When we first meet Mahmud, blaspheming and swearing in his suburban London home, we can see first hand that he is not the world's most devout Muslim. But when his son Rashid (Amit Shah) drops the bombshell that the mother of his lovely girlfriend Uzma (Soraya Radford) is about to marry 'a fanatic Taliban moron', he promises to be the best Muslim he can be. If only for the all-important one-off meeting with Arshad El Masri (Yigal Naor), who needs to give his approval to the upcoming nuptials between Uzma and Rashid. Famous last words! (This scene lives up to expectations.)

Of course that's before Mahmud discovers he was really adopted: the scene at the adoption agency when he discovers his name was really Solly Shimshillewitz is hilarious. After that, even a sneeze ('atchoo') sounds like 'a Jew' and the slippery slide to laughter takes us to his Jewish cabbie neighbour Lenny (Richard Schiff is highly entertaining), a Bar Mitzvah (filled with faux pas) and an old people's home as he does his best (in the land of Hope and Pork) to find out What is a Jew? The way Lenny feeds him chicken soup with Matzo dumplings and teaches him to roll his eyes like a sad puppy dog, hands extended, as he spits out the word 'oy' is quite a treat. Archie Panjabi as Mahmud's loving wife Archie brings some memorable moments too.

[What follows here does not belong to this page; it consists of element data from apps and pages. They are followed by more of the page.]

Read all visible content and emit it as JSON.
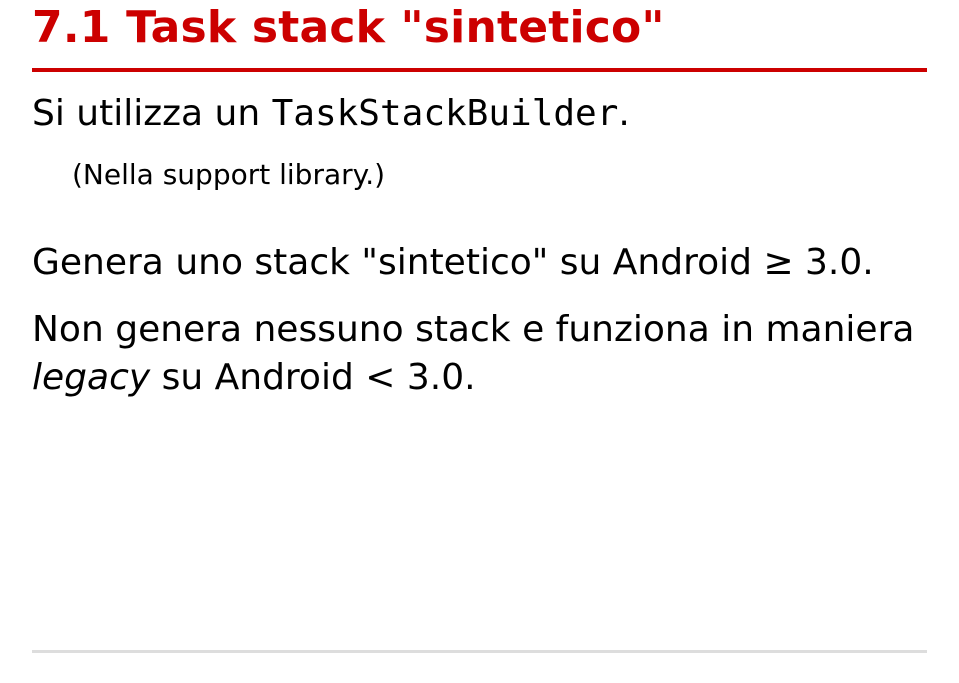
{
  "slide": {
    "title": "7.1 Task stack \"sintetico\"",
    "line1_prefix": "Si utilizza un ",
    "line1_code": "TaskStackBuilder",
    "line1_suffix": ".",
    "note": "(Nella support library.)",
    "para2": "Genera uno stack \"sintetico\" su Android ≥ 3.0.",
    "para3_a": "Non genera nessuno stack e funziona in maniera ",
    "para3_italic": "legacy",
    "para3_b": " su Android < 3.0."
  }
}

All the performances work well and the relationships are nicely drawn as Mahmud dashes every which way on his emotional rollercoaster, screaming past everything he holds dear to him. This will tickle the Koran and Bible of all infidels, reluctant or not.

Review by Andrew L. Urban:
A bright and sprightly comedy with a big-hearted message that hopes to bring sanity and balance to the Jewish-Muslim religious conflict and to ridicule extremists, The Reluctant Infidel goes a long way to satisfy its ambitions. The stereotypes get a good workout. It's unlikely to be embraced by either Jews or Muslims who take themselves too seriously. They may not understand that the filmmaker isn't poking fun at their religion/s but at those who practice it with their eyes closed.

Indeed, it's when his son (Amit Shah) tells him to open his eyes that Mahmud himself begins to see the bigger - and truer - picture, leading him and us to the uplifting resolution and story twist. Omid Djalili is terrific as the flawed but likeable tubby hubby to the slim, sweet and gorgeous Archie Panjabi as Saamiya, while Amit Shah is excellent as the young Muslim son blinded by love for the pretty Uzma (Soraya Redford). Richard Schiff delivers great support as the Jewish American neighbour whose ex wife was responsible for him migrating 'to this bloody country'.

Full of well observed details, the film's energy waxes and wanes, but Djalili maintains our interest throughout and engages with his sincerity - which shines through his understandable confusion.

There are some scenes that inch towards the farcical, including a dream sequence, and some that are stridently naturalistic. The result is a multi-layered film with all sorts of surfaces, from rough to smooth and corrugated, but it's an enjoyable and colourful work which is inoffensive even while it is being irreverent.

Published February 11, 2011

Email this article

Favourable: 2
Unfavourable: 0
Mixed: 0

(UK, 2010)

CAST: Omid Djalili, Richard Schiff, Archie Panjabi, Soraya Redford, Matt Lucas, Yigal Naor

PRODUCER: David Baddiel, Arvind Ethan David, Omad Djalili, Stewart Le Marechal

DIRECTOR: Josh Appignanesi

SCRIPT: David Baddiel


EDITOR: Kim Gaster

MUSIC: Erran Baron Cohen


RUNNING TIME: 105 minutes


AUSTRALIAN RELEASE: September 16, 2010




DVD RELEASE: February 3, 2011

Urban Cinefile 1997 - 2020